Excerpts from a dataset
************
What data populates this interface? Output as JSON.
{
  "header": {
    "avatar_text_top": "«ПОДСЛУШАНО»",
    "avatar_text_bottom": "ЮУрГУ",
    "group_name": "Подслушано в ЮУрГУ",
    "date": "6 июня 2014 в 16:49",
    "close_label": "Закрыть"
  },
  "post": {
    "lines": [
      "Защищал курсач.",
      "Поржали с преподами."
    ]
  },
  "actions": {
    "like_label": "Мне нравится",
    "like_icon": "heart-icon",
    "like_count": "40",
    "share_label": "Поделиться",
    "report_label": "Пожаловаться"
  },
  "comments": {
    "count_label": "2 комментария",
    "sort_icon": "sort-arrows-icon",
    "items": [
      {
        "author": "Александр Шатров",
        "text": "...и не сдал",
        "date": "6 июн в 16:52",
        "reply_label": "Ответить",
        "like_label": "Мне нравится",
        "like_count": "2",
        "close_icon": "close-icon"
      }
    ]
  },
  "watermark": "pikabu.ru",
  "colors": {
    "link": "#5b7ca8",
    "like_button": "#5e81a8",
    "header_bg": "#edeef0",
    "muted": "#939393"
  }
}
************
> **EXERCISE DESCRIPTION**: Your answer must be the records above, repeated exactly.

> **SOLUTION FOR THIS PROBLEM**:
What data populates this interface? Output as JSON.
{
  "header": {
    "avatar_text_top": "«ПОДСЛУШАНО»",
    "avatar_text_bottom": "ЮУрГУ",
    "group_name": "Подслушано в ЮУрГУ",
    "date": "6 июня 2014 в 16:49",
    "close_label": "Закрыть"
  },
  "post": {
    "lines": [
      "Защищал курсач.",
      "Поржали с преподами."
    ]
  },
  "actions": {
    "like_label": "Мне нравится",
    "like_icon": "heart-icon",
    "like_count": "40",
    "share_label": "Поделиться",
    "report_label": "Пожаловаться"
  },
  "comments": {
    "count_label": "2 комментария",
    "sort_icon": "sort-arrows-icon",
    "items": [
      {
        "author": "Александр Шатров",
        "text": "...и не сдал",
        "date": "6 июн в 16:52",
        "reply_label": "Ответить",
        "like_label": "Мне нравится",
        "like_count": "2",
        "close_icon": "close-icon"
      }
    ]
  },
  "watermark": "pikabu.ru",
  "colors": {
    "link": "#5b7ca8",
    "like_button": "#5e81a8",
    "header_bg": "#edeef0",
    "muted": "#939393"
  }
}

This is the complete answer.